Published: 7 November 2011



Children with motor impairments (e.g. difficulties with motor control, muscle tone or balance) experience significant difficulties in participating in physical play and leisure. Current interventions are often poorly defined, lack explicit hypotheses about why or how they might work, and have insufficient evidence about effectiveness. This project will identify (i) the 'key ingredients' of an effective intervention to increase participation in physical play and leisure in children with motor impairments; and (ii) how these ingredients can be combined in a feasible and acceptable intervention.


The project draws on the WHO International Classification of Functioning, Disability and Health and the UK Medical Research Council guidance for developing 'complex interventions'. There will be five steps: 1) identifying biomedical, personal and environmental factors proposed to predict children's participation in physical play and leisure; 2) developing an explicit model of the key predictors; 3) selecting intervention strategies to target the predictors, and specifying the pathways to change; 4) operationalising the strategies in a feasible and acceptable intervention; and 5) modelling the intervention processes and outcomes within single cases.

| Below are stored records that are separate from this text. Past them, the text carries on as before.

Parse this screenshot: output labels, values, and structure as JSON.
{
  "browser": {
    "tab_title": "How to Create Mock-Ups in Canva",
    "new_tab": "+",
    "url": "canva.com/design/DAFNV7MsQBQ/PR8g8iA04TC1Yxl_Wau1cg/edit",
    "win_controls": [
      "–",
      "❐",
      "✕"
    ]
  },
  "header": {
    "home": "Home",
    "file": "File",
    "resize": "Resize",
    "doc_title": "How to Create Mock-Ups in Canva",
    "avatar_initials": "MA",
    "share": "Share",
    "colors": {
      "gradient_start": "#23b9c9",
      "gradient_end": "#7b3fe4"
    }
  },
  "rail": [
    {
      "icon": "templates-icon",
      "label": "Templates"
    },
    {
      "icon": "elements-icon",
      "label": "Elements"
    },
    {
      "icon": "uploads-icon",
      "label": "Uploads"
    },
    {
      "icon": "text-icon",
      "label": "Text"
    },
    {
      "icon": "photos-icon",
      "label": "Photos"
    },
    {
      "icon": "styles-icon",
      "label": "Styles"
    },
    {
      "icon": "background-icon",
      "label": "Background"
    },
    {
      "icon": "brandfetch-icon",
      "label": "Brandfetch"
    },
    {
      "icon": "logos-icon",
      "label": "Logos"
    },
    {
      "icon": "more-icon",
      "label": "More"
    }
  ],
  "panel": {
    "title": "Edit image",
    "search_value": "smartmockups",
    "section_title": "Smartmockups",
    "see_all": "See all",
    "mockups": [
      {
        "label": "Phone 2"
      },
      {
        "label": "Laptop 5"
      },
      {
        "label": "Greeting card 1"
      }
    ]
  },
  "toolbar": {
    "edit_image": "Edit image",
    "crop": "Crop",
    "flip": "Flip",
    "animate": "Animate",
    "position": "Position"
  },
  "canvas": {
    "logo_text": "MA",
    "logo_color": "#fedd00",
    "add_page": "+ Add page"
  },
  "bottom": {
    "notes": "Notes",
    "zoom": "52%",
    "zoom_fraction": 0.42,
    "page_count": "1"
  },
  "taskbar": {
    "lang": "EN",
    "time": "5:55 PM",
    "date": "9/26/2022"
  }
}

The primary output from this project will be a detailed protocol for an intervention. The intervention, if subsequently found to be effective, will support children with motor difficulties to attain life-long well-being and participation in society. The project will also be an exemplar of methodology for a systematic development of non-drug interventions for children.